Two hours earlier I had been tip-toeing through the pitch black side yard, wrought iron fence on my left, homemade beans and rice through the window to my right, dodging ill-woven Black Widow webs in front of me. My nightly sojourn from the front gate to my front door.
Two hours later I stood with Josh in front of a podium. Behind the podium was a security guard. A big man with pitch black skin, he demanded we sign our names before we entered through the sliding glass doors. He asked to see identification. As I printed my name I noticed the metal detectors.
“Why are you here?” he asked us. Josh was frozen.
“To visit a friend,” I replied.
“What?” he asked. I knew he heard me.

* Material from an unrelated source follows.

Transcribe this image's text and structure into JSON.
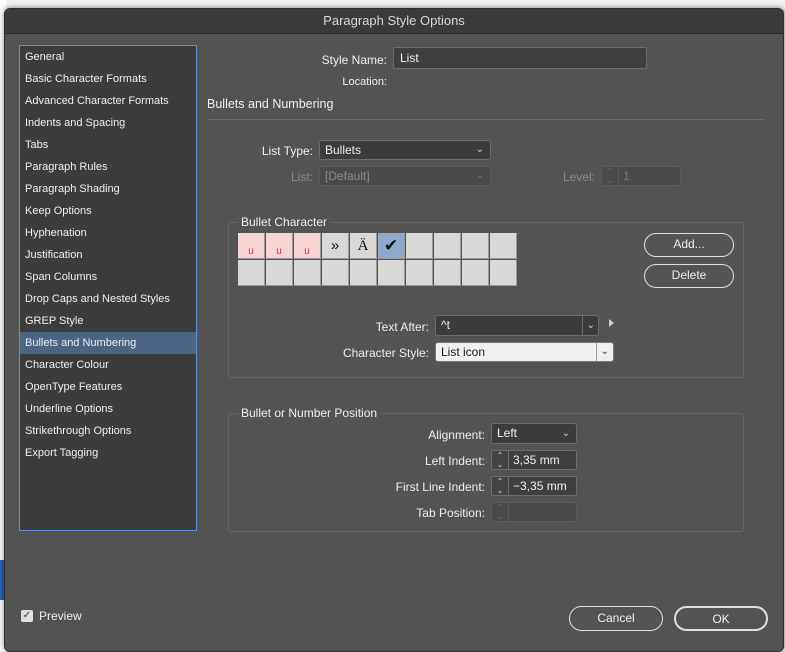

“We’re here to visit a friend who was admitted,” I said.
He squinted at me. Then he squinted at our identification and at our names on the paper.
“What’s the name?” he asked.
“What?” I responded.
“Your friend’s name,” he said. I told him her name. He nodded toward the door.
Gracie had knocked on my front door as soon as I arrived home. My book-bags barely on the floor, I heard the sound of her tiny knuckles. She asked if I knew what happened. I did not. She told me the ambulance had come for Faith.
The hospital doors slid shut behind us. We took three steps forward, Josh and I. We stopped. The emergency room was full. Jerry Springer played on the televisions hung from the ceiling. Televisions I knew were old with their fake wood laminate. The pile of the carpet had long ago been crushed. Crushed, stained, cut, melted. An old man with a crusty nose slept at the end of a row of seats. A heavyset woman yelled at her child, as he crawled half-naked on the ground. Another woman fed her children McDonald’s. The clamor in the room was deafening. Arguing. Yelling.
Josh and I stared. Our feet stuck. I was glad for the metal detectors.
A few of them stared back at us. These two white kids, Josh and I.
Stiffly, silently, we walked to the counter. We told them we were there to see our friend.
“Are you sure?” the male Asian nurse asked. “Are you from USC?”
We nodded. He tried to tell us we were in the wrong place. We insisted we were not. Finally he found her name.
“Why did they bring her here?” he asked. They never bring students here.
“Why did they bring her here?” he asked again. We did not know why.
He told us we would not be allowed to see her. We were not family. They were still waiting for the psychiatric evaluation.
Gracie had told me they took her. That Faith had called the ambulance. That something had happened. They took her to California Hospital, Gracie told me. She had taken too many of her pills. I knew she was struggling with her dosage, I told Gracie.
“No,” said Gracie. “On purpose.”
The Asian nurse stared at us.
“Well, maybe one of you,” he said. He would let Josh enter. He was her best friend, after all.
He told us to wait in the chairs until we were called. We stood in the corner and tried not to make eye contact with the room full of why-are-you-here stares. We did not even speak to each other, Josh and I.
The Asian nurse came for Josh. He glanced over his shoulder at me as they shuffled away. At least I was used to hospitals. None of this was for Josh. He followed the nurse through the security door, through to the exam rooms, leaving me alone, locked out, or in.
When Gracie told me, Josh was the first person I called. He was her best friend, after all. He had been scared to drive through the neighborhood. Scared to park. Intimidated by the security guard. He was as sure as them that we did not belong here.
As the minutes passed, I slowly maneuvered myself sideways, nearer and nearer to the security door. I pretended to watch Jerry Springer. The door swung open slightly. I slid sideways through it and flattened myself against the inner wall. To my right was Josh. I could see his chest pumping.
“How is she?” I whispered. He had not seen her yet, but they had told her we were here. The psychiatrist was with her. We put our heads down and walked through the hallway to her room. We stopped at her door, but we could not see through the yellowed glass of her window, through the yellow curtain inside.
We flattened ourselves against the wall and waited. We stared at our shoes, the molding, the edges of the linoleum. The walls were yellow. The curtains were yellow. The edges of the linoleum were yellow.
The door suddenly opened and the doctors told us to go in. They did not know we were not supposed to be here. I let Josh go first.
She looked embarrassed, Faith did. I let Josh do the talking, let him do the asking, as we waited for her explanation. As her lips moved, a trail of charcoal leaked from the side of her mouth.
A copy of the psychiatric evaluation form lay discarded on her lap. She seemed not to notice it there. She began to tell Josh what happened. She did not know how she was going to pay for this, she said. Insurance does not cover this.
I glanced at the form between exchanges of dialogue, stealing one sentence at a time, so she would not notice me reading.
She was going to have to call her parents, she said. Her family would be disappointed.
Had she meant to harm herself? My eyes glanced at the check box marked, yes.
They would be disappointed because she had done this before.
Would she harm herself again? The form asked.
They were going to take her to Northridge, she said. Seventy-two hours.
The check box marked, yes.